*** Provided records

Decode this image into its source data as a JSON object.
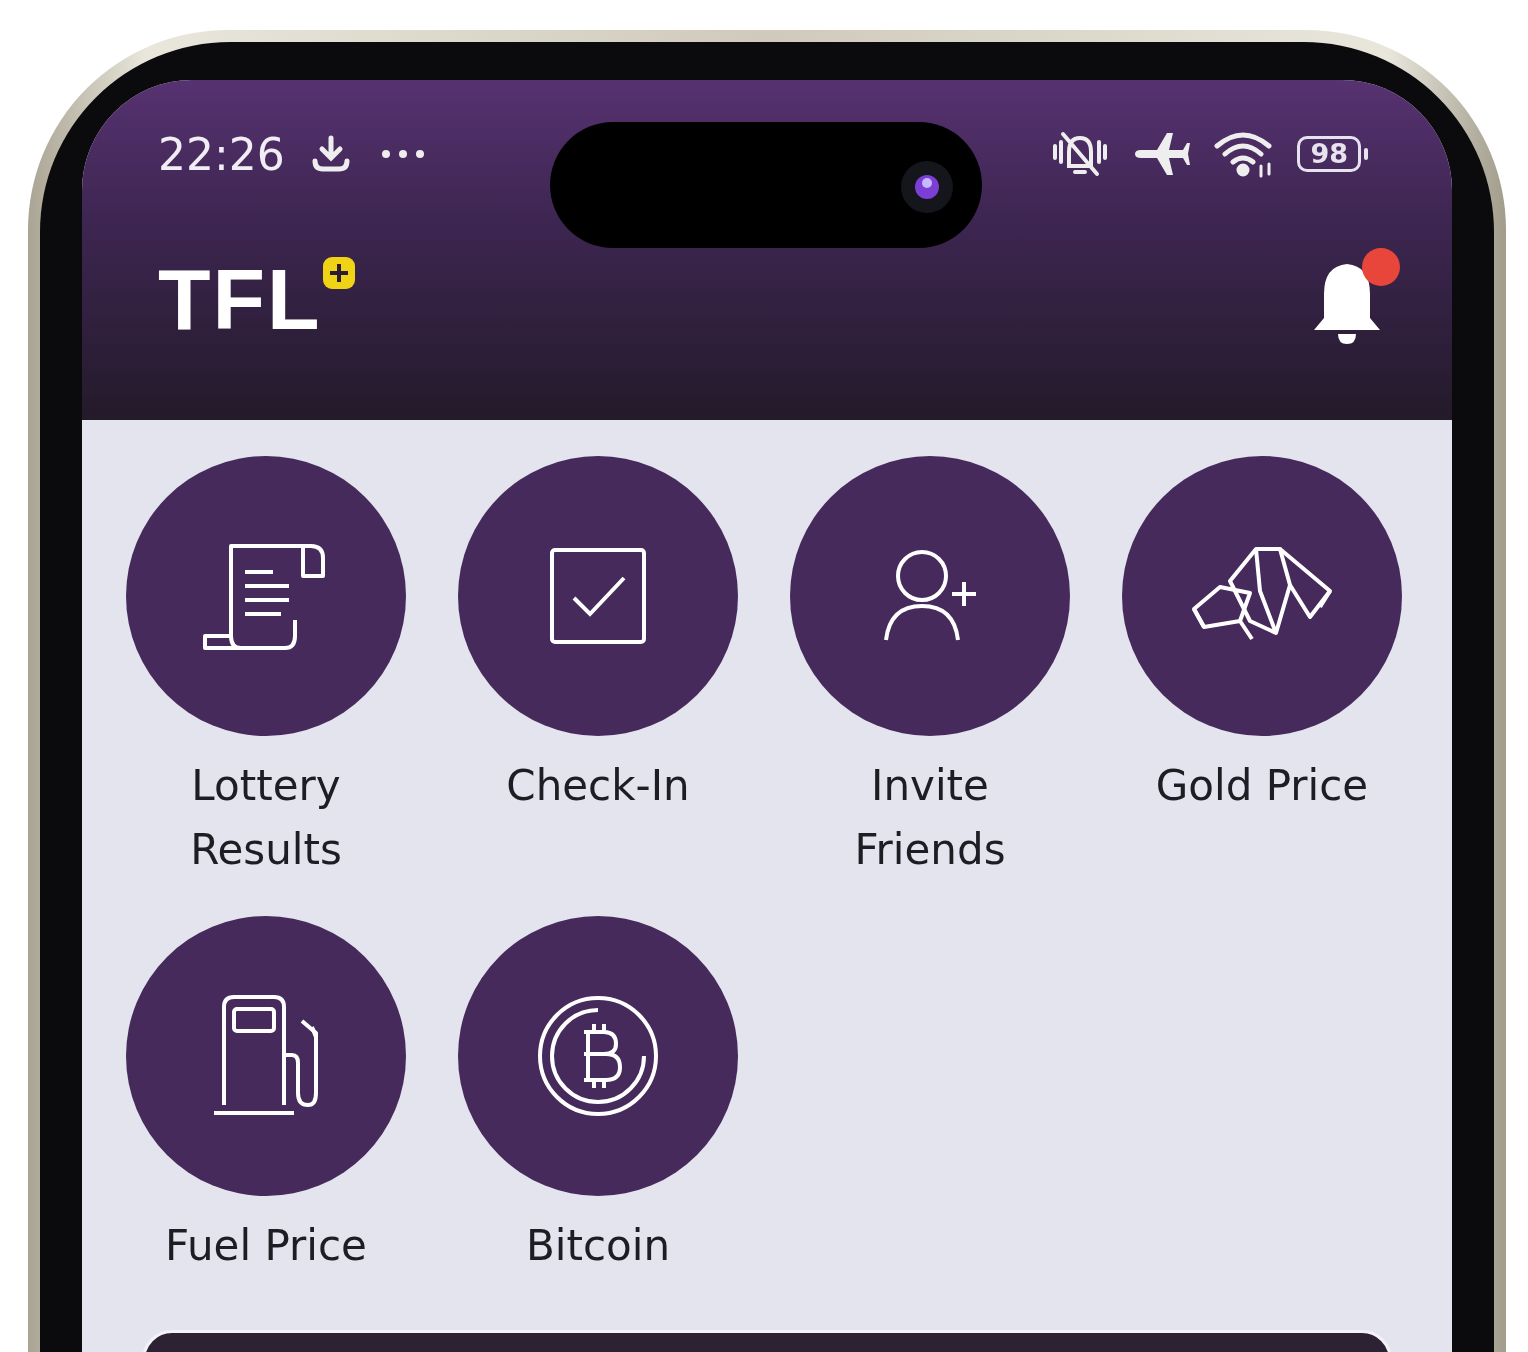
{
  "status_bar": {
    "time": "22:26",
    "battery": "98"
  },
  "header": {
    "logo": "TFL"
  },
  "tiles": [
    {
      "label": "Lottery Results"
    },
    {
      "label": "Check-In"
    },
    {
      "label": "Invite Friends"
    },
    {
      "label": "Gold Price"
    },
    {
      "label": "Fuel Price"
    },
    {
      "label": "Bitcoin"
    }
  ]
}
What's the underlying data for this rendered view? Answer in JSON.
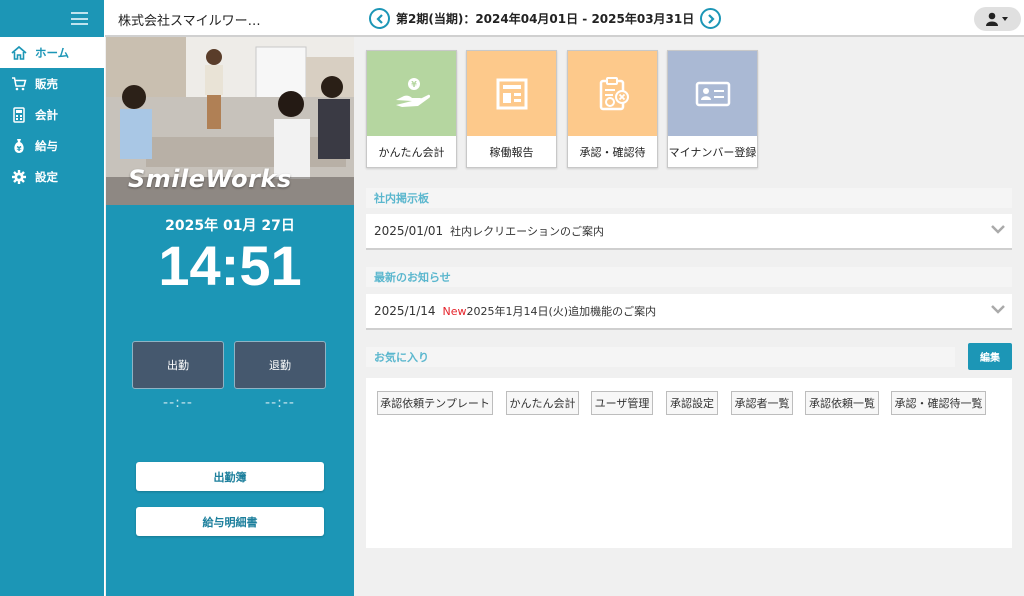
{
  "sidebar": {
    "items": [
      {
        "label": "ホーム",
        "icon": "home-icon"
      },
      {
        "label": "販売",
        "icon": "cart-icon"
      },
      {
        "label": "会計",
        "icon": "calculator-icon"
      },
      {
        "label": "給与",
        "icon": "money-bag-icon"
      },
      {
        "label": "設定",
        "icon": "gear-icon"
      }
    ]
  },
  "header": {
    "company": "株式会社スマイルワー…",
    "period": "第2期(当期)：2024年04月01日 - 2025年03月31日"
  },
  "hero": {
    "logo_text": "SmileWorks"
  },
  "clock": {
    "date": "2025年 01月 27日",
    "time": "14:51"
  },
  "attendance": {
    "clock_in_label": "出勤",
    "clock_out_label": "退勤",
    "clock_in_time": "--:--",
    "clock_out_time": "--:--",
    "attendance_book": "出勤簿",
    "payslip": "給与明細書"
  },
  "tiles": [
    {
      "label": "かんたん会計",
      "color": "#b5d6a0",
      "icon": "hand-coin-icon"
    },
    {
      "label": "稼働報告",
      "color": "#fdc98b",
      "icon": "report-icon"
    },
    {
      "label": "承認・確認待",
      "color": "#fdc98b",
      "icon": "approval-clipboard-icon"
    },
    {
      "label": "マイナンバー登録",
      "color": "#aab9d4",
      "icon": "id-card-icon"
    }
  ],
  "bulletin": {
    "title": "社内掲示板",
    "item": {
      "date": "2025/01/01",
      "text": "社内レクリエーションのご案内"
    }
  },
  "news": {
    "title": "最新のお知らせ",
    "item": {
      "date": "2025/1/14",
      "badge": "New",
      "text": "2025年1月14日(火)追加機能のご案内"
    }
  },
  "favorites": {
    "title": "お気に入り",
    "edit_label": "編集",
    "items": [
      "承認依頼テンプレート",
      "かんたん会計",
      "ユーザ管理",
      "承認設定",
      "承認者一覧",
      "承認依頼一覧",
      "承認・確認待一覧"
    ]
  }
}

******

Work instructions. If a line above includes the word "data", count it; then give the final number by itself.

Reply. 2